● Task statement:
Please write back every entry exactly, character for character.

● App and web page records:
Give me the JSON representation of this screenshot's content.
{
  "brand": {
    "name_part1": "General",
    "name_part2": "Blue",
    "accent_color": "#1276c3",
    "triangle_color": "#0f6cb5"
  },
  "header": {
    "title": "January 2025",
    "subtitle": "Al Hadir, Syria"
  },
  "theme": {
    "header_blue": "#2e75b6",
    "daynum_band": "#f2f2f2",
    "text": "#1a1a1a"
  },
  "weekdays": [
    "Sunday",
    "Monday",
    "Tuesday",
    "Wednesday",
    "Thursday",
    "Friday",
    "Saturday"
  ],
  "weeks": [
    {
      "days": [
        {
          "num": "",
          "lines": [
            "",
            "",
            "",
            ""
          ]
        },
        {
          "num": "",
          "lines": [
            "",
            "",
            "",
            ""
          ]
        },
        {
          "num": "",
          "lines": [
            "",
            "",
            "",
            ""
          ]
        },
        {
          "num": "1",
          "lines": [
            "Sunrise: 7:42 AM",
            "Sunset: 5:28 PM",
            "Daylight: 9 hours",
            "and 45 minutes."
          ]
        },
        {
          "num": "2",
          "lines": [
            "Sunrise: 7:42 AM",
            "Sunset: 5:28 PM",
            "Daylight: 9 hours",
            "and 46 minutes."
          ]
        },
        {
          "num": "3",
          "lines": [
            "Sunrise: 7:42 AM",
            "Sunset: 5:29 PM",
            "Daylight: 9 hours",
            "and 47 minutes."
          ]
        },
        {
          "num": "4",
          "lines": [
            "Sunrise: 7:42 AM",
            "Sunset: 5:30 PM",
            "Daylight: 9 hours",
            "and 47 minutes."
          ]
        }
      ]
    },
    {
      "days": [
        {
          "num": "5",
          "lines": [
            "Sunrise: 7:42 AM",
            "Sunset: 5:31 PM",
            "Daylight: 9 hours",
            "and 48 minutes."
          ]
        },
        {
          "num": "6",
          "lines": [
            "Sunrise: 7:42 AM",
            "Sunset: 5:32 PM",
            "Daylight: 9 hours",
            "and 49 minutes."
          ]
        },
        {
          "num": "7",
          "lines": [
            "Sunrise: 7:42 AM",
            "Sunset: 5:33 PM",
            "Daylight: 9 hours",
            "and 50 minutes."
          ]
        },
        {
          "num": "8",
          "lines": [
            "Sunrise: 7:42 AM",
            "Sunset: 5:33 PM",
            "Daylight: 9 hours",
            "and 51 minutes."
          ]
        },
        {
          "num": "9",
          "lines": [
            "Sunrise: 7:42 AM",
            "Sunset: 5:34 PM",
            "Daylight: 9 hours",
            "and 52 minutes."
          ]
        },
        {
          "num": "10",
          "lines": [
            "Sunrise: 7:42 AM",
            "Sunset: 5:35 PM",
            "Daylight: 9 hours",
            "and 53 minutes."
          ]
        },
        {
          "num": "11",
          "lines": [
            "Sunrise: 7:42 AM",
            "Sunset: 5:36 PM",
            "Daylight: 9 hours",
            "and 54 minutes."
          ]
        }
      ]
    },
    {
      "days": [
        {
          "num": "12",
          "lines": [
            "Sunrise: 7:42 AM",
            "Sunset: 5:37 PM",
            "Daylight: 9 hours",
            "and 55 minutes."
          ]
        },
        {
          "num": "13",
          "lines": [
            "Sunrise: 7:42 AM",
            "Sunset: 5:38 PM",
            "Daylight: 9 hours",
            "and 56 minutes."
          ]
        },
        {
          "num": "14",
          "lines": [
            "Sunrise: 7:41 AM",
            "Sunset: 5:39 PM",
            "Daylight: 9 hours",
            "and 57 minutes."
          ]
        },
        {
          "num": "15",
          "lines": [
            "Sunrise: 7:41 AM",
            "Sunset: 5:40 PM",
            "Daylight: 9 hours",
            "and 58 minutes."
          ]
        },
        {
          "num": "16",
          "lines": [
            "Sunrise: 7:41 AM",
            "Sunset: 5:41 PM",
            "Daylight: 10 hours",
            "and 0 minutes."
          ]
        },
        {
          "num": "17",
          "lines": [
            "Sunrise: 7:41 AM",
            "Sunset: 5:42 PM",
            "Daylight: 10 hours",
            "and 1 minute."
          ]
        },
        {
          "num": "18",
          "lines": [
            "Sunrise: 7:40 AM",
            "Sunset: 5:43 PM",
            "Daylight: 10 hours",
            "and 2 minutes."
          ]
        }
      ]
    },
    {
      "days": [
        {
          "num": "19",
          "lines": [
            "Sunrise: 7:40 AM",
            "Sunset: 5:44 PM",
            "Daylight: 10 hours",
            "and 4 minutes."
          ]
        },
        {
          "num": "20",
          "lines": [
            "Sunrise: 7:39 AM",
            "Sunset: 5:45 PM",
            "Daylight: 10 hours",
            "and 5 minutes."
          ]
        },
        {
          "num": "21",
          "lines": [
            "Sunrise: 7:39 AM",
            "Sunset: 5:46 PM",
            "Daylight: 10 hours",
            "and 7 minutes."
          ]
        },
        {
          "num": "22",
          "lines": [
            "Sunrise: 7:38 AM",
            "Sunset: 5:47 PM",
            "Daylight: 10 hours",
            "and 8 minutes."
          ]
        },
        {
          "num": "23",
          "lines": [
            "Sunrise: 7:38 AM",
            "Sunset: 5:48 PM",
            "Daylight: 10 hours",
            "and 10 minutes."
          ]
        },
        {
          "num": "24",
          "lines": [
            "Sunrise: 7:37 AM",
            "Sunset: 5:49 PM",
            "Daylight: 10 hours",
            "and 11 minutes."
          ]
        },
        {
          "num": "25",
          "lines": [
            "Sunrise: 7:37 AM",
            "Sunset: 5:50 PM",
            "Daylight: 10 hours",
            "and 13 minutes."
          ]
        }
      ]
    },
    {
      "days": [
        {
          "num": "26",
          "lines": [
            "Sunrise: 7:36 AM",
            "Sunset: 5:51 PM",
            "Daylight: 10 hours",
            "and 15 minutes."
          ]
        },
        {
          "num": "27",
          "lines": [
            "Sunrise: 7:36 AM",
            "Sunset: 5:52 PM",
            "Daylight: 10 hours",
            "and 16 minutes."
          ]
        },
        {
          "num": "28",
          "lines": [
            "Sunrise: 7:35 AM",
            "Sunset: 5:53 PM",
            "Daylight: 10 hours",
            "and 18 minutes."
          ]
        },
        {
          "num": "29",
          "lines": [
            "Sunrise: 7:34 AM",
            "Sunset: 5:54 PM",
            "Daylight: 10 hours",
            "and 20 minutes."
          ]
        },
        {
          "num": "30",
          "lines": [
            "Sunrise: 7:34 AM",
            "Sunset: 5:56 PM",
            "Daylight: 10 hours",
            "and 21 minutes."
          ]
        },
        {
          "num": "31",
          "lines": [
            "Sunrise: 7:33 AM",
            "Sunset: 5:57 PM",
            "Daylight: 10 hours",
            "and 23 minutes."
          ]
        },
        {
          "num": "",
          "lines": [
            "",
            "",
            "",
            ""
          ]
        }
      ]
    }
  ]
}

● Exercise solution:
Give me the JSON representation of this screenshot's content.
{
  "brand": {
    "name_part1": "General",
    "name_part2": "Blue",
    "accent_color": "#1276c3",
    "triangle_color": "#0f6cb5"
  },
  "header": {
    "title": "January 2025",
    "subtitle": "Al Hadir, Syria"
  },
  "theme": {
    "header_blue": "#2e75b6",
    "daynum_band": "#f2f2f2",
    "text": "#1a1a1a"
  },
  "weekdays": [
    "Sunday",
    "Monday",
    "Tuesday",
    "Wednesday",
    "Thursday",
    "Friday",
    "Saturday"
  ],
  "weeks": [
    {
      "days": [
        {
          "num": "",
          "lines": [
            "",
            "",
            "",
            ""
          ]
        },
        {
          "num": "",
          "lines": [
            "",
            "",
            "",
            ""
          ]
        },
        {
          "num": "",
          "lines": [
            "",
            "",
            "",
            ""
          ]
        },
        {
          "num": "1",
          "lines": [
            "Sunrise: 7:42 AM",
            "Sunset: 5:28 PM",
            "Daylight: 9 hours",
            "and 45 minutes."
          ]
        },
        {
          "num": "2",
          "lines": [
            "Sunrise: 7:42 AM",
            "Sunset: 5:28 PM",
            "Daylight: 9 hours",
            "and 46 minutes."
          ]
        },
        {
          "num": "3",
          "lines": [
            "Sunrise: 7:42 AM",
            "Sunset: 5:29 PM",
            "Daylight: 9 hours",
            "and 47 minutes."
          ]
        },
        {
          "num": "4",
          "lines": [
            "Sunrise: 7:42 AM",
            "Sunset: 5:30 PM",
            "Daylight: 9 hours",
            "and 47 minutes."
          ]
        }
      ]
    },
    {
      "days": [
        {
          "num": "5",
          "lines": [
            "Sunrise: 7:42 AM",
            "Sunset: 5:31 PM",
            "Daylight: 9 hours",
            "and 48 minutes."
          ]
        },
        {
          "num": "6",
          "lines": [
            "Sunrise: 7:42 AM",
            "Sunset: 5:32 PM",
            "Daylight: 9 hours",
            "and 49 minutes."
          ]
        },
        {
          "num": "7",
          "lines": [
            "Sunrise: 7:42 AM",
            "Sunset: 5:33 PM",
            "Daylight: 9 hours",
            "and 50 minutes."
          ]
        },
        {
          "num": "8",
          "lines": [
            "Sunrise: 7:42 AM",
            "Sunset: 5:33 PM",
            "Daylight: 9 hours",
            "and 51 minutes."
          ]
        },
        {
          "num": "9",
          "lines": [
            "Sunrise: 7:42 AM",
            "Sunset: 5:34 PM",
            "Daylight: 9 hours",
            "and 52 minutes."
          ]
        },
        {
          "num": "10",
          "lines": [
            "Sunrise: 7:42 AM",
            "Sunset: 5:35 PM",
            "Daylight: 9 hours",
            "and 53 minutes."
          ]
        },
        {
          "num": "11",
          "lines": [
            "Sunrise: 7:42 AM",
            "Sunset: 5:36 PM",
            "Daylight: 9 hours",
            "and 54 minutes."
          ]
        }
      ]
    },
    {
      "days": [
        {
          "num": "12",
          "lines": [
            "Sunrise: 7:42 AM",
            "Sunset: 5:37 PM",
            "Daylight: 9 hours",
            "and 55 minutes."
          ]
        },
        {
          "num": "13",
          "lines": [
            "Sunrise: 7:42 AM",
            "Sunset: 5:38 PM",
            "Daylight: 9 hours",
            "and 56 minutes."
          ]
        },
        {
          "num": "14",
          "lines": [
            "Sunrise: 7:41 AM",
            "Sunset: 5:39 PM",
            "Daylight: 9 hours",
            "and 57 minutes."
          ]
        },
        {
          "num": "15",
          "lines": [
            "Sunrise: 7:41 AM",
            "Sunset: 5:40 PM",
            "Daylight: 9 hours",
            "and 58 minutes."
          ]
        },
        {
          "num": "16",
          "lines": [
            "Sunrise: 7:41 AM",
            "Sunset: 5:41 PM",
            "Daylight: 10 hours",
            "and 0 minutes."
          ]
        },
        {
          "num": "17",
          "lines": [
            "Sunrise: 7:41 AM",
            "Sunset: 5:42 PM",
            "Daylight: 10 hours",
            "and 1 minute."
          ]
        },
        {
          "num": "18",
          "lines": [
            "Sunrise: 7:40 AM",
            "Sunset: 5:43 PM",
            "Daylight: 10 hours",
            "and 2 minutes."
          ]
        }
      ]
    },
    {
      "days": [
        {
          "num": "19",
          "lines": [
            "Sunrise: 7:40 AM",
            "Sunset: 5:44 PM",
            "Daylight: 10 hours",
            "and 4 minutes."
          ]
        },
        {
          "num": "20",
          "lines": [
            "Sunrise: 7:39 AM",
            "Sunset: 5:45 PM",
            "Daylight: 10 hours",
            "and 5 minutes."
          ]
        },
        {
          "num": "21",
          "lines": [
            "Sunrise: 7:39 AM",
            "Sunset: 5:46 PM",
            "Daylight: 10 hours",
            "and 7 minutes."
          ]
        },
        {
          "num": "22",
          "lines": [
            "Sunrise: 7:38 AM",
            "Sunset: 5:47 PM",
            "Daylight: 10 hours",
            "and 8 minutes."
          ]
        },
        {
          "num": "23",
          "lines": [
            "Sunrise: 7:38 AM",
            "Sunset: 5:48 PM",
            "Daylight: 10 hours",
            "and 10 minutes."
          ]
        },
        {
          "num": "24",
          "lines": [
            "Sunrise: 7:37 AM",
            "Sunset: 5:49 PM",
            "Daylight: 10 hours",
            "and 11 minutes."
          ]
        },
        {
          "num": "25",
          "lines": [
            "Sunrise: 7:37 AM",
            "Sunset: 5:50 PM",
            "Daylight: 10 hours",
            "and 13 minutes."
          ]
        }
      ]
    },
    {
      "days": [
        {
          "num": "26",
          "lines": [
            "Sunrise: 7:36 AM",
            "Sunset: 5:51 PM",
            "Daylight: 10 hours",
            "and 15 minutes."
          ]
        },
        {
          "num": "27",
          "lines": [
            "Sunrise: 7:36 AM",
            "Sunset: 5:52 PM",
            "Daylight: 10 hours",
            "and 16 minutes."
          ]
        },
        {
          "num": "28",
          "lines": [
            "Sunrise: 7:35 AM",
            "Sunset: 5:53 PM",
            "Daylight: 10 hours",
            "and 18 minutes."
          ]
        },
        {
          "num": "29",
          "lines": [
            "Sunrise: 7:34 AM",
            "Sunset: 5:54 PM",
            "Daylight: 10 hours",
            "and 20 minutes."
          ]
        },
        {
          "num": "30",
          "lines": [
            "Sunrise: 7:34 AM",
            "Sunset: 5:56 PM",
            "Daylight: 10 hours",
            "and 21 minutes."
          ]
        },
        {
          "num": "31",
          "lines": [
            "Sunrise: 7:33 AM",
            "Sunset: 5:57 PM",
            "Daylight: 10 hours",
            "and 23 minutes."
          ]
        },
        {
          "num": "",
          "lines": [
            "",
            "",
            "",
            ""
          ]
        }
      ]
    }
  ]
}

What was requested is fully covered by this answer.